This brings us to the antagonist of the piece: who is he? Does he know the family, or families he is haunting? Why is he acting this way? All we can categorically be sure of (until the credits roll and hammer us into the ground that little bit more) is that he is obsessive and malicious: clues come early on, not just from his conduct towards people but via his cold-hearted, meticulous planning for everything he does. His single-mindedness is sickly, and the ways he plants the seeds of discord in the family home is somehow just as troubling as his other actions – like a kid pulling the legs off an insect, just to see what happens. Also, his close proximity to the family members at some points made me clamp my hand to my mouth in an ‘I-can’t-watch-this’ manner. That’s no mean feat, right there, and kudos to our bad guy Eric Michael Cole for achieving so much, despite typically being behind the camera, rather than in front of it.

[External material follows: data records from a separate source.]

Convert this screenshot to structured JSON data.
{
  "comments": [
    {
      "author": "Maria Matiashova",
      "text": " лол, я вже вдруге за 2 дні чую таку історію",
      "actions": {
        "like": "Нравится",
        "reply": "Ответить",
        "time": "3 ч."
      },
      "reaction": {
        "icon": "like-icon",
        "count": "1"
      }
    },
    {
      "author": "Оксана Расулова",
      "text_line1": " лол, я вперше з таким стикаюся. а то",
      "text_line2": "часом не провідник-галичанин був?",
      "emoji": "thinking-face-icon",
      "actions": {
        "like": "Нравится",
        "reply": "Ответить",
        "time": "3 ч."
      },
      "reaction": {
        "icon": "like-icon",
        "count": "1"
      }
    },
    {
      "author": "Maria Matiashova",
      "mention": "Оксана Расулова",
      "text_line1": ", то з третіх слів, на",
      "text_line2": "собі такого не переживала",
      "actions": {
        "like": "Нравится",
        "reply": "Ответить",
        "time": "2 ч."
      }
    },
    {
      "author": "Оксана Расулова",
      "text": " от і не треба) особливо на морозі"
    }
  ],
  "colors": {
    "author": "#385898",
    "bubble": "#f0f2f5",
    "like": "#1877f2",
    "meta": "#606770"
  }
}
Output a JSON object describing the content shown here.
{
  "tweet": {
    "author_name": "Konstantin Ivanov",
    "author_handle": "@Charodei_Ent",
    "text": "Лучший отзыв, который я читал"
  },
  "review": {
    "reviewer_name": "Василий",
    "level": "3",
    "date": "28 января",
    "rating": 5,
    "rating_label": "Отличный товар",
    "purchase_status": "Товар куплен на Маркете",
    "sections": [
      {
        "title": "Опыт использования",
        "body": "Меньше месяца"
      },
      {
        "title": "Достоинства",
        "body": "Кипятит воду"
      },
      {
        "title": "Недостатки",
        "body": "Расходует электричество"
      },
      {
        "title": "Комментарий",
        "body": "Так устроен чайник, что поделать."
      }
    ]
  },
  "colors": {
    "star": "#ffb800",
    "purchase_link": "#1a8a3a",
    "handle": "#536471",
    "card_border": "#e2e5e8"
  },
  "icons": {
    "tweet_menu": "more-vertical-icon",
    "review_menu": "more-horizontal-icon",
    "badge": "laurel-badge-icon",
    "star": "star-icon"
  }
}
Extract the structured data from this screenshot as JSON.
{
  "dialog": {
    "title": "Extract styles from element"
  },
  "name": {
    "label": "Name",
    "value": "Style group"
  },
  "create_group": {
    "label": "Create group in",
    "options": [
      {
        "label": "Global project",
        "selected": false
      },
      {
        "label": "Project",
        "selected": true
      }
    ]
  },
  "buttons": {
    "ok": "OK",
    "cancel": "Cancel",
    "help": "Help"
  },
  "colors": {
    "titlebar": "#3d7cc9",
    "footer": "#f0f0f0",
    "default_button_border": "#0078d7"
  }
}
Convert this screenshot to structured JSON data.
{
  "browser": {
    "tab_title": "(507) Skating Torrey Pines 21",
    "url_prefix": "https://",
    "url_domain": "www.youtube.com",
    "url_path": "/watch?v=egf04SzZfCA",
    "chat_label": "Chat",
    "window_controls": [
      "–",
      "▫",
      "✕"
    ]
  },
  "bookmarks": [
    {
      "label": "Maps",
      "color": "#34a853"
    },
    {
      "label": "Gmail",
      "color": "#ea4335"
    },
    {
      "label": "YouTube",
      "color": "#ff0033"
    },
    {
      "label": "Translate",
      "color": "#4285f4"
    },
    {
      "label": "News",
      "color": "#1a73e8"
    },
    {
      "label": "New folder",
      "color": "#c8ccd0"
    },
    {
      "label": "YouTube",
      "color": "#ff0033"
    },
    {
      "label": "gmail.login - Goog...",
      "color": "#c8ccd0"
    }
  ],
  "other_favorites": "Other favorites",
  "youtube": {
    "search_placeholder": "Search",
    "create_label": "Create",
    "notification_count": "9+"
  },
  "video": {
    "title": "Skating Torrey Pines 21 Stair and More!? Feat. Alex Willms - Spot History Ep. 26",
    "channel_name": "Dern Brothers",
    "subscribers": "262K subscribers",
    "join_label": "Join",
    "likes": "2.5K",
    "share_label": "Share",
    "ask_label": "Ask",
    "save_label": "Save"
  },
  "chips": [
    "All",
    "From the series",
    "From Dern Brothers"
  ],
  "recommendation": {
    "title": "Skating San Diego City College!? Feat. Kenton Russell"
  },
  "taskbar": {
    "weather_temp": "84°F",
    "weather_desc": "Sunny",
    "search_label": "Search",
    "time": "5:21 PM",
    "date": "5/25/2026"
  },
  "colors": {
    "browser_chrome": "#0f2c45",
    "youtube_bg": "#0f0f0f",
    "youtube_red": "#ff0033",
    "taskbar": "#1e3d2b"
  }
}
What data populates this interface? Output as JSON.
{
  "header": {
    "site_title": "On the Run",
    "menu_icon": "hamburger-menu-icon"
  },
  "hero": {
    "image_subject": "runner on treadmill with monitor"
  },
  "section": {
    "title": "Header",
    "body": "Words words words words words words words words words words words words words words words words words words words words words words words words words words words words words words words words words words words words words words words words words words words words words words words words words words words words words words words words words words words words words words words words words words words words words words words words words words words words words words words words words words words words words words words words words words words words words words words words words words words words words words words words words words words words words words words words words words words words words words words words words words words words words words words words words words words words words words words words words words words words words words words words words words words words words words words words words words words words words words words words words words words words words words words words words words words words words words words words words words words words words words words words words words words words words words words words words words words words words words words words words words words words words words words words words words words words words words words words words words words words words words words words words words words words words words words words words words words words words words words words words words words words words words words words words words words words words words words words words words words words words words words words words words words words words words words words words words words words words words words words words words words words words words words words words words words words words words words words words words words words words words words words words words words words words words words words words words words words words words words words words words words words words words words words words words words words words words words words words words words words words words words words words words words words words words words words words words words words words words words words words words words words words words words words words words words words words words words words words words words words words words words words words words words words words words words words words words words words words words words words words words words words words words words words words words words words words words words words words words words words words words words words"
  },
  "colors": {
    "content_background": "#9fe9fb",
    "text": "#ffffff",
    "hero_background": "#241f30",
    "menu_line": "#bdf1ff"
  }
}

Ah, the shooting style itself. Of course, seeing elements of ‘hand held camera’ shooting may deter some viewers, but believe me – it is all carefully handled, with lots of long, static shots too. What you certainly don’t get is the camera pinballing around and dragging the audience with it: there’s method and variety here, as well as tight edits throughout, which makes the whole film feel like it’s been shot in the best possible style for its plot.
Adam Mason, alongside his long-term writing partner Simon Boyes, intended Hangman to be his most accessible, mainstream film to date. I think that they’ve achieved this, actually, but although in many ways it’s a departure from the style of horror they’ve penned previously, it’s also a film full of horrors – horrors of the everyday, modern age, seen subtly through to a deeply disturbing crescendo. I’ll freely admit – Hangman has gotten under my skin, and I really hope that it goes on to get the attention it deserves.
Hangman received its US release on 14th March 2015. Stay tuned for further news on a European release.